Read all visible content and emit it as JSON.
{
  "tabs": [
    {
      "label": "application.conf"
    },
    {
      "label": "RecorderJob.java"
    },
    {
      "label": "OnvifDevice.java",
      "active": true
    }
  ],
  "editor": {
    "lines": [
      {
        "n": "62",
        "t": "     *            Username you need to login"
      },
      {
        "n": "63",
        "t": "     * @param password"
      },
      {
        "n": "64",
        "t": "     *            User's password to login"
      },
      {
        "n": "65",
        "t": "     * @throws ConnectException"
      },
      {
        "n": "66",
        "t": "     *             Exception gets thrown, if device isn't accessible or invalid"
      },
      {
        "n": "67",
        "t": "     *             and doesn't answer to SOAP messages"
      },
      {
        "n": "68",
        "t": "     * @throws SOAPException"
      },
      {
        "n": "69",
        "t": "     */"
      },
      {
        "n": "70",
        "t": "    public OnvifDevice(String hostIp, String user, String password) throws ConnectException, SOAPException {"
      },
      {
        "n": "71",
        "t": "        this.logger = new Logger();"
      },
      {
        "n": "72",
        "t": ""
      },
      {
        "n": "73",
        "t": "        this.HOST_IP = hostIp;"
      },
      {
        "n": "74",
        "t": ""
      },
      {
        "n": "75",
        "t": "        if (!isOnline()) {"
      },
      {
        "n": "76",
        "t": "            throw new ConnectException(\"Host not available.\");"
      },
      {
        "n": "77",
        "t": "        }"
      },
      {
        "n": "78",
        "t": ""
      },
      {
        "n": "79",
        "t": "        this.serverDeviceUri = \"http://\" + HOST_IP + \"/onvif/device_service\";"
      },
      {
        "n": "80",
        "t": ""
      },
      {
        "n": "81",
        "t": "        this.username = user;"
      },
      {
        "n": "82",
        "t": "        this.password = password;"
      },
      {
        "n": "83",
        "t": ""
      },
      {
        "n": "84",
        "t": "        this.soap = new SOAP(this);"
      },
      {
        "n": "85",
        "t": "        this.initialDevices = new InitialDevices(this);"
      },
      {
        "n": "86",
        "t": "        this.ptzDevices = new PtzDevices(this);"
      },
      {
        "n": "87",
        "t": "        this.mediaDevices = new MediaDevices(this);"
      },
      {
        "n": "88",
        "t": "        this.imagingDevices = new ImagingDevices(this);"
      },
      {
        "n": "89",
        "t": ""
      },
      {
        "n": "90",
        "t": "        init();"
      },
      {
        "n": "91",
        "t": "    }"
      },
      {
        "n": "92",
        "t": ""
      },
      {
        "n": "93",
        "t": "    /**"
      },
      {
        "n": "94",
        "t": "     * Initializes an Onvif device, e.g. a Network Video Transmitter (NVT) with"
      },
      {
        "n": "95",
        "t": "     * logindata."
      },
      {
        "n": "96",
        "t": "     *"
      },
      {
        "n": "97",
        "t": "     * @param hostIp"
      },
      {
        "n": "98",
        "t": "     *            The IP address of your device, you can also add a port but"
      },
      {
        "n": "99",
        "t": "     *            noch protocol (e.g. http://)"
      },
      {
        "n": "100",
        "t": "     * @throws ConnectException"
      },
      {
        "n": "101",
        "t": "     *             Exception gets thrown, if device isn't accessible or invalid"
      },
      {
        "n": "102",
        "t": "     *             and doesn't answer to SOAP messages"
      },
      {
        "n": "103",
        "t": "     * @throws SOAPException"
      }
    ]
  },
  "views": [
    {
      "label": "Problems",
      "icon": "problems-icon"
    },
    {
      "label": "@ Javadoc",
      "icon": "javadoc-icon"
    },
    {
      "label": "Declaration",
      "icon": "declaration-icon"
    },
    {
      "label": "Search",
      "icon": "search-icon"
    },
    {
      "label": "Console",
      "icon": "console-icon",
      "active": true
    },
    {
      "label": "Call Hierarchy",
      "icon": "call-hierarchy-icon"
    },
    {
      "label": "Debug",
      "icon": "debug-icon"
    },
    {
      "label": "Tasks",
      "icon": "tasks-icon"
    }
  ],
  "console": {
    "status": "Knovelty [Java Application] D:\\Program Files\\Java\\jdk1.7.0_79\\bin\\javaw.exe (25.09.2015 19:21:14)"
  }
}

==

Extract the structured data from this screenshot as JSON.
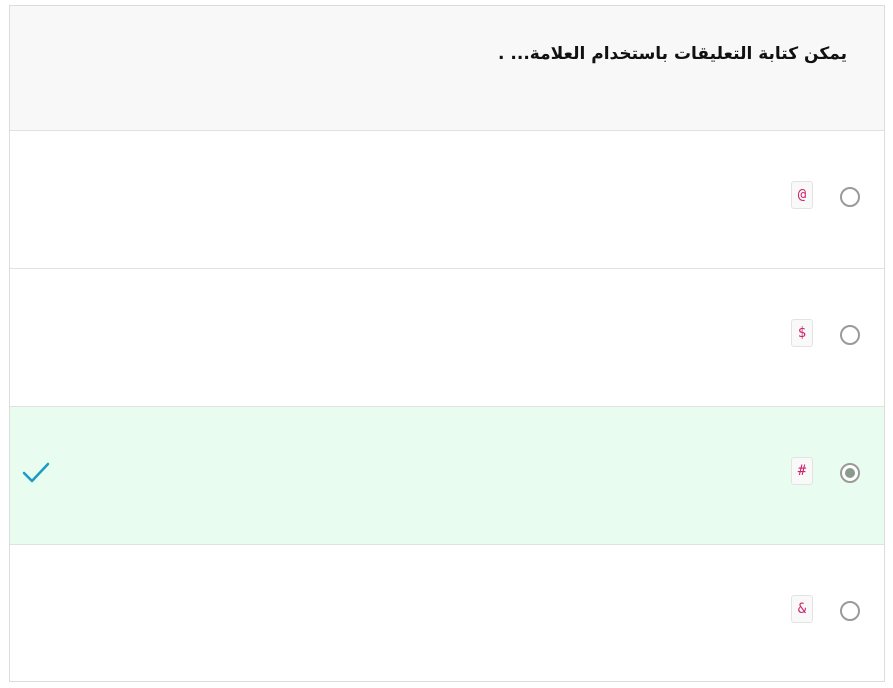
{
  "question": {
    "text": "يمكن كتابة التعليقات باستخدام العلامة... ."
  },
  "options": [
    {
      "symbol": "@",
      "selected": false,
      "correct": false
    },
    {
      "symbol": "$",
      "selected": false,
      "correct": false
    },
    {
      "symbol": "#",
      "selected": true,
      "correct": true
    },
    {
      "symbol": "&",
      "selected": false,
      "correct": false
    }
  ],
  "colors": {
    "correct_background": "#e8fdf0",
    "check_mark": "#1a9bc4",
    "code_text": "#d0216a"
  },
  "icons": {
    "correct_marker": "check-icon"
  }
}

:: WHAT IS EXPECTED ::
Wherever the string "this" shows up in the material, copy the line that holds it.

:: TASK RESULT ::
        "t": "        this.logger = new Logger();"
        "t": "        this.HOST_IP = hostIp;"
        "t": "        this.serverDeviceUri = \"http://\" + HOST_IP + \"/onvif/device_service\";"
        "t": "        this.username = user;"
        "t": "        this.password = password;"
        "t": "        this.soap = new SOAP(this);"
        "t": "        this.initialDevices = new InitialDevices(this);"
        "t": "        this.ptzDevices = new PtzDevices(this);"
        "t": "        this.mediaDevices = new MediaDevices(this);"
        "t": "        this.imagingDevices = new ImagingDevices(this);"
Extract the structured data from this screenshot as JSON.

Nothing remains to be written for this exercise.